[Records from a data source]
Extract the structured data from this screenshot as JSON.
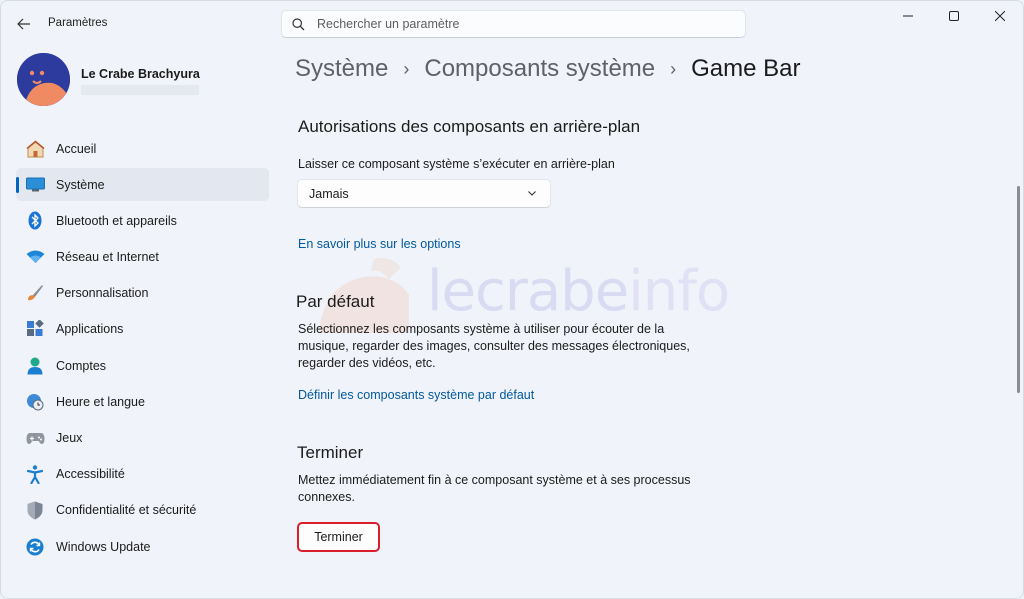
{
  "window": {
    "app_title": "Paramètres",
    "back_icon": "arrow-left-icon",
    "controls": [
      "minimize-icon",
      "maximize-icon",
      "close-icon"
    ]
  },
  "search": {
    "placeholder": "Rechercher un paramètre",
    "value": ""
  },
  "profile": {
    "name": "Le Crabe Brachyura"
  },
  "sidebar": {
    "items": [
      {
        "label": "Accueil",
        "icon": "home-icon",
        "active": false
      },
      {
        "label": "Système",
        "icon": "monitor-icon",
        "active": true
      },
      {
        "label": "Bluetooth et appareils",
        "icon": "bluetooth-icon",
        "active": false
      },
      {
        "label": "Réseau et Internet",
        "icon": "wifi-icon",
        "active": false
      },
      {
        "label": "Personnalisation",
        "icon": "brush-icon",
        "active": false
      },
      {
        "label": "Applications",
        "icon": "apps-icon",
        "active": false
      },
      {
        "label": "Comptes",
        "icon": "account-icon",
        "active": false
      },
      {
        "label": "Heure et langue",
        "icon": "clock-globe-icon",
        "active": false
      },
      {
        "label": "Jeux",
        "icon": "gamepad-icon",
        "active": false
      },
      {
        "label": "Accessibilité",
        "icon": "accessibility-icon",
        "active": false
      },
      {
        "label": "Confidentialité et sécurité",
        "icon": "shield-icon",
        "active": false
      },
      {
        "label": "Windows Update",
        "icon": "update-icon",
        "active": false
      }
    ]
  },
  "breadcrumb": {
    "items": [
      "Système",
      "Composants système",
      "Game Bar"
    ]
  },
  "background_permissions": {
    "title": "Autorisations des composants en arrière-plan",
    "label": "Laisser ce composant système s’exécuter en arrière-plan",
    "selected": "Jamais",
    "link": "En savoir plus sur les options"
  },
  "defaults": {
    "title": "Par défaut",
    "description_lines": [
      "Sélectionnez les composants système à utiliser pour écouter de la",
      "musique, regarder des images, consulter des messages électroniques,",
      "regarder des vidéos, etc."
    ],
    "link": "Définir les composants système par défaut"
  },
  "terminate": {
    "title": "Terminer",
    "description_lines": [
      "Mettez immédiatement fin à ce composant système et à ses processus",
      "connexes."
    ],
    "button": "Terminer",
    "highlight_color": "#d9202a"
  },
  "watermark": {
    "text_main": "lecrabe",
    "text_alt": "info"
  },
  "colors": {
    "accent": "#0067c0",
    "link": "#00589f",
    "background": "#f0f3f9"
  }
}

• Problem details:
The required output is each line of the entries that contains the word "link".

• The completed task:
    "link": "En savoir plus sur les options"
    "link": "Définir les composants système par défaut"
    "link": "#00589f",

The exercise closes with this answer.